:: How to complete this task ::
Whenever a line below holds the word "zoom", count it; please give only the final number.

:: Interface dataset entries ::
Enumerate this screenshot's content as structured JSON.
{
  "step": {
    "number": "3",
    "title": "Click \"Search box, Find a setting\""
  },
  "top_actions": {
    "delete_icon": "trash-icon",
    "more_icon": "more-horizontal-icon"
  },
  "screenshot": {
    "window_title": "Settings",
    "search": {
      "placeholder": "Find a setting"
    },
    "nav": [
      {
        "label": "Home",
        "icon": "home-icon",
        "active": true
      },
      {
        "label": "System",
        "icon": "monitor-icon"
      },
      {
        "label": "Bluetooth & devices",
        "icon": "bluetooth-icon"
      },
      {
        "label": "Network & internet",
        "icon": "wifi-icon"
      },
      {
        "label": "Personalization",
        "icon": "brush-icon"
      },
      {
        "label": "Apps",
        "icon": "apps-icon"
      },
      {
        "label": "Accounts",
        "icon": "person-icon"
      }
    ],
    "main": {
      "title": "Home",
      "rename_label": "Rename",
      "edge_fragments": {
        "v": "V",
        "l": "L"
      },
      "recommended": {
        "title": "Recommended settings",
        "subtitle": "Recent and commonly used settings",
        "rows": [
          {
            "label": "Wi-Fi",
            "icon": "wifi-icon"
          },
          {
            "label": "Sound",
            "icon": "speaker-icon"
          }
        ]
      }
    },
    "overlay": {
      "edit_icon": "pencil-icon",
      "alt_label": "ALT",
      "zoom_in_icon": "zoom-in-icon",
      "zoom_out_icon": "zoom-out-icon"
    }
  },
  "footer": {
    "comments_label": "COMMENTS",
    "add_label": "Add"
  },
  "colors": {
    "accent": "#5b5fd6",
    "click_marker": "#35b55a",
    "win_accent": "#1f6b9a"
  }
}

:: Your solution ::
2